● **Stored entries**
========

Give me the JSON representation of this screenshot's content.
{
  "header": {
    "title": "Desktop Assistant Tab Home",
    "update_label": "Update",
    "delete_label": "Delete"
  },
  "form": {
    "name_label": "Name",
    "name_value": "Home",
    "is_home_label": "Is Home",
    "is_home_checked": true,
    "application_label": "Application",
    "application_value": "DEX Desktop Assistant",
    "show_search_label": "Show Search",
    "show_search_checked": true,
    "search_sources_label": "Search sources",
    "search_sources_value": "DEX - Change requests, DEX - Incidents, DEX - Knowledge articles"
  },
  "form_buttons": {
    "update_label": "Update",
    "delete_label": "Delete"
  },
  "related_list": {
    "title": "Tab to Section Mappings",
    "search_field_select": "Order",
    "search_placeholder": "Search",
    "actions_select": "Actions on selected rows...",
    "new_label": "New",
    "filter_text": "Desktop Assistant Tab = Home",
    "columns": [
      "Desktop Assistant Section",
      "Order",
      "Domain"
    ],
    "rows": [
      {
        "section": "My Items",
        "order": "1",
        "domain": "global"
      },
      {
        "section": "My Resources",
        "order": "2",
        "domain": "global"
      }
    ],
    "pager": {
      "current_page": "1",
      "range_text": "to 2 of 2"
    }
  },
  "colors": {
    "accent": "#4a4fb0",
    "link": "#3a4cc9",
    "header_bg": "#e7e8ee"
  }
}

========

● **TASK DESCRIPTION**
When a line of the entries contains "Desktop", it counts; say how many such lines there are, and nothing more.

● **SOLVED PROBLEM**
4